Component data from apps and pages
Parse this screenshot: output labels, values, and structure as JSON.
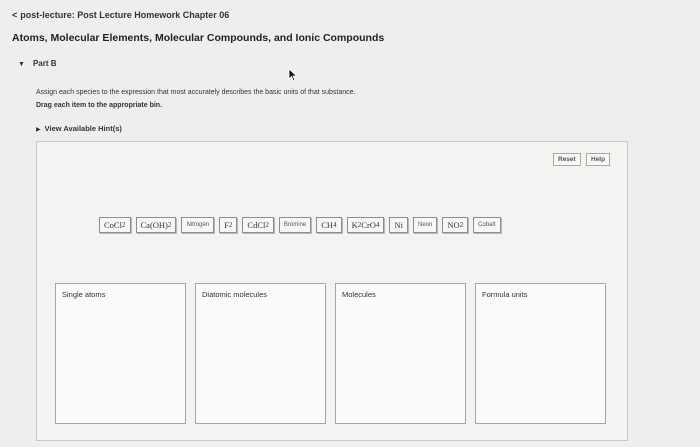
{
  "breadcrumb": {
    "chevron": "<",
    "text": "post-lecture: Post Lecture Homework Chapter 06"
  },
  "title": "Atoms, Molecular Elements, Molecular Compounds, and Ionic Compounds",
  "part": {
    "label": "Part B"
  },
  "instructions": {
    "line1": "Assign each species to the expression that most accurately describes the basic units of that substance.",
    "line2": "Drag each item to the appropriate bin."
  },
  "hints": {
    "label": "View Available Hint(s)"
  },
  "controls": {
    "reset": "Reset",
    "help": "Help"
  },
  "tiles": [
    {
      "name": "CoCl2",
      "base": "CoCl",
      "sub": "2"
    },
    {
      "name": "CaOH2",
      "base": "Ca(OH)",
      "sub": "2"
    },
    {
      "name": "Nitrogen",
      "word": "Nitrogen"
    },
    {
      "name": "F2",
      "base": "F",
      "sub": "2"
    },
    {
      "name": "CdCl2",
      "base": "CdCl",
      "sub": "2"
    },
    {
      "name": "Bromine",
      "word": "Bromine"
    },
    {
      "name": "CH4",
      "base": "CH",
      "sub": "4"
    },
    {
      "name": "K2CrO4",
      "base": "K",
      "sub": "2",
      "base2": "CrO",
      "sub2": "4"
    },
    {
      "name": "Ni",
      "base": "Ni"
    },
    {
      "name": "Neon",
      "word": "Neon"
    },
    {
      "name": "NO2",
      "base": "NO",
      "sub": "2"
    },
    {
      "name": "Cobalt",
      "word": "Cobalt"
    }
  ],
  "bins": [
    {
      "label": "Single atoms"
    },
    {
      "label": "Diatomic molecules"
    },
    {
      "label": "Molecules"
    },
    {
      "label": "Formula units"
    }
  ],
  "icons": {
    "cursor": "mouse-pointer-icon"
  }
}
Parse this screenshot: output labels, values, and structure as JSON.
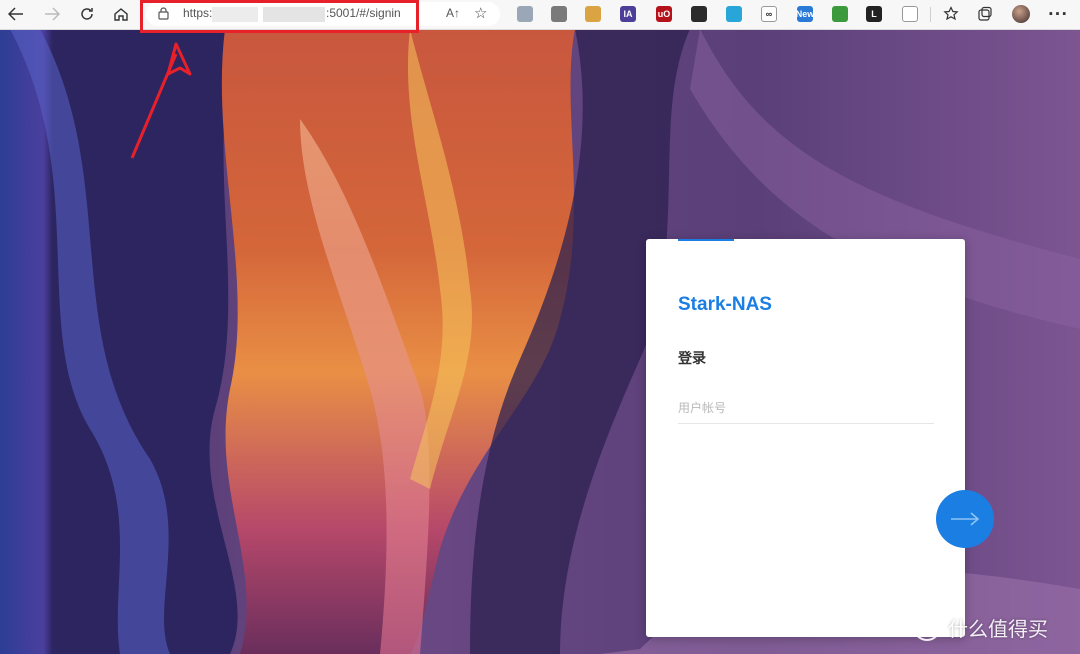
{
  "browser": {
    "url_prefix": "https:/",
    "url_suffix": ":5001/#/signin",
    "read_aloud_label": "A↑",
    "icons": [
      "back-icon",
      "forward-icon",
      "refresh-icon",
      "home-icon",
      "lock-icon",
      "read-aloud-icon",
      "add-favorite-icon",
      "favorites-icon",
      "collections-icon",
      "profile-avatar",
      "more-icon"
    ],
    "extensions": [
      {
        "name": "extension-shield",
        "label": "",
        "color": "#9aa7b6"
      },
      {
        "name": "extension-book",
        "label": "",
        "color": "#7a7a7a"
      },
      {
        "name": "extension-face",
        "label": "",
        "color": "#d9a441"
      },
      {
        "name": "extension-ia",
        "label": "IA",
        "color": "#4b3f9a"
      },
      {
        "name": "extension-ublock",
        "label": "uO",
        "color": "#b5121b"
      },
      {
        "name": "extension-dark",
        "label": "",
        "color": "#2b2b2b"
      },
      {
        "name": "extension-shield-color",
        "label": "",
        "color": "#28a6d8"
      },
      {
        "name": "extension-infinity",
        "label": "∞",
        "color": "#ffffff"
      },
      {
        "name": "extension-new",
        "label": "New",
        "color": "#2b79d6"
      },
      {
        "name": "extension-globe",
        "label": "",
        "color": "#3c9a3c"
      },
      {
        "name": "extension-l",
        "label": "L",
        "color": "#222222"
      },
      {
        "name": "extension-puzzle",
        "label": "",
        "color": "#ffffff"
      }
    ]
  },
  "login": {
    "brand": "Stark-NAS",
    "title": "登录",
    "username_placeholder": "用户帐号",
    "username_value": ""
  },
  "colors": {
    "accent": "#1a7ee2",
    "annotation": "#e8202a"
  },
  "watermark": {
    "text": "什么值得买"
  }
}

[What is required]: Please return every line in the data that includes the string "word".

[Response to the exercise]:
      "word": "Nitrogen"
      "word": "Bromine"
      "word": "Neon"
      "word": "Cobalt"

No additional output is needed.